Three R&R Barbecue stores in Utah will not be able to sell alcohol for at least 30 days, after the Utah Department of Alcoholic Beverage Control suspended their liquor licenses.
On Tuesday, the state liquor commission approved the temporary suspensions — in a split 4-3 vote — after managers at the R&R stores in North Salt Lake, Farmington and Pleasant Grove failed to attend an alcohol training class or get a background check, as required by state law.
The harsh punishment is designed as a warning to all businesses that serve alcohol in the state, said commissioner Thomas Jacobson. “This is an ideal situation to send a message,” he said, “that you don’t take advantage of staff and when they contact you, you take them seriously.”
In addition to Jacobson, commissioners Steven Bateman, Stanley Parrish and chairman John Nielsen voted in favor of the suspension, while Sophia DiCaro, Jacquelyn Orton and Juliette Tennert, the board’s newest member, were opposed.

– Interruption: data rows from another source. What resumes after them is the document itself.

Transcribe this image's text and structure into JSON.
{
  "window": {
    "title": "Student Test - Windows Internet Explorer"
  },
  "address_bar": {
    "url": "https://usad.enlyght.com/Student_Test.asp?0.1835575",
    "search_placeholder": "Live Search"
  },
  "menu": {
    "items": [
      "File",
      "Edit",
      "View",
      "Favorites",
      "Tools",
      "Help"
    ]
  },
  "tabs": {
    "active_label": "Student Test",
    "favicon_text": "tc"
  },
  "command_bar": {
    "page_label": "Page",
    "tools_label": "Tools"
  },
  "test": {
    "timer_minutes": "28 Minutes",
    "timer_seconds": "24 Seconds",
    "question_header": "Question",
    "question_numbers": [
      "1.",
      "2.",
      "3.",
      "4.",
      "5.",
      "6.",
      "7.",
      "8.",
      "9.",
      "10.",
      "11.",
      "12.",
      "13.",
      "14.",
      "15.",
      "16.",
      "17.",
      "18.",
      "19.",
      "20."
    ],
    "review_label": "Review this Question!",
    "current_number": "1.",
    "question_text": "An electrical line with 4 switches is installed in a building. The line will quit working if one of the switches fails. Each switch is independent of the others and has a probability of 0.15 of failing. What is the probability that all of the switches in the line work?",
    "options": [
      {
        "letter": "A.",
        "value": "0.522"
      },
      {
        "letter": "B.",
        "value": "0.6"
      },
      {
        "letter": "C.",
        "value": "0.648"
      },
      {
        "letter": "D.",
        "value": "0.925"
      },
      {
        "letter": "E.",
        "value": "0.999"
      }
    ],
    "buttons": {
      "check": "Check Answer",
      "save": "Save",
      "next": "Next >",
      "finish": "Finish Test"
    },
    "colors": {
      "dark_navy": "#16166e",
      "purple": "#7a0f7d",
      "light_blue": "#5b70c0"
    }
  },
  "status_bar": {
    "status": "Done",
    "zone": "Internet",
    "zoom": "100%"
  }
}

A DABC compliance officer said R&R was notified in July that managers needed the training and background checks in order to get its liquor licenses renewed. But the company failed to comply for several more months, despite subsequent DABC warnings.
Josh Boshard, R&R’s chief operating officer, apologized for “dropping the ball.” He said R&R’s director of operations — the person in charge of alcohol licensing — left the company in July. The job was passed on to another employee, who left the company in August. A third employee given the responsibility also has resigned.
In early November, the managers at two R&R stores in Salt Lake City completed training and background checks. Those stores will continue to serve alcohol.
The managers at the three other stores are expected to submit their documentation soon, Boshard said.
But despite being in compliance, the stores will be unable to serve beer or wine for 30 days.
Post Malone wine selling fast
Bottles of Maison No. 9, the French rose wine produced for Grammy-nominated singer-songwriter — and Utah resident — Post Malone, are nearly sold out in Utah.
About 75 bottles were left in the entire state on Nov. 25. All the liquor stores in Salt Lake, Davis and Tooele counties were sold out, but a few bottles remained in Park City, Cedar City, St. George, Moab and Vernal.
The wine is about $22 a bottle and has limited distribution — which means once it’s sold out, there will be no more shipments of that particular vintage. Use the DABC’s product locator to find which stores still have it.
The wine has been selling out in other states, too, and the MDCV Winery near Saint-Tropez in the French Riviera says it is already working on the 2021 version. Fans already know about the MDCV winery — it makes a cameo in Malone’s popular “Saint-Tropez” video.
Malone — whose real name is Austin Post and is frequently spotted around the state — has been a spokesman for Bud Light for several years. He ventured into wine after working with actor Mark Wahlberg, who has an extensive wine collection and is Malone’s co-star on Netflix’s “Spenser Confidential.”
Turkey farmer pardons 14 birds
In an act of Thanksgiving clemency, a Utah poultry farmer — who owns one of the largest processing operations in the nation — released 14 turkeys to an animal rights network this week.
In return for the birds, which were taken to an animal sanctuary, the activists donated food and holiday gifts to employees and residents in the Moroni community.
This holiday exchange is the result of an unlikely friendship between Rick Pitman, the owner of Pitman Family Farms (part of Norbest), and Wayne Hsiung, the Buddhist co-founder of the animal rights network Direct Action Everywhere (DxE).
In 2017, six activists affiliated with DxE, including Hsiung, were charged with felonies after removing a sick bird from the Utah farm. But rather than continuing their fight in court, the two sides decided to take a different path.
“With so many scary things happening in the world around us,” said Hsiung in a news release, “the least we can do is to treat one another with kindness and understanding — especially during the holiday season.”
Dining deals in Park City
The Park City Area Restaurant Association has launched a new Dine Local, Save Local promotion that gives customers discounts on food and helps struggling restaurants.
Those who sign up will receive a $25 gift certificate by mail that can be redeemed when they spend at least $50 on food at participating Park City restaurants through Dec. 31, 2020.
Sorry, certificates can’t be applied to alcohol, taxes or tips. Supplies are limited, and guests need to sign up before Dec. 15 to receive the certificate. For more details, visit parkcityrestaurants.com/whats-fresh.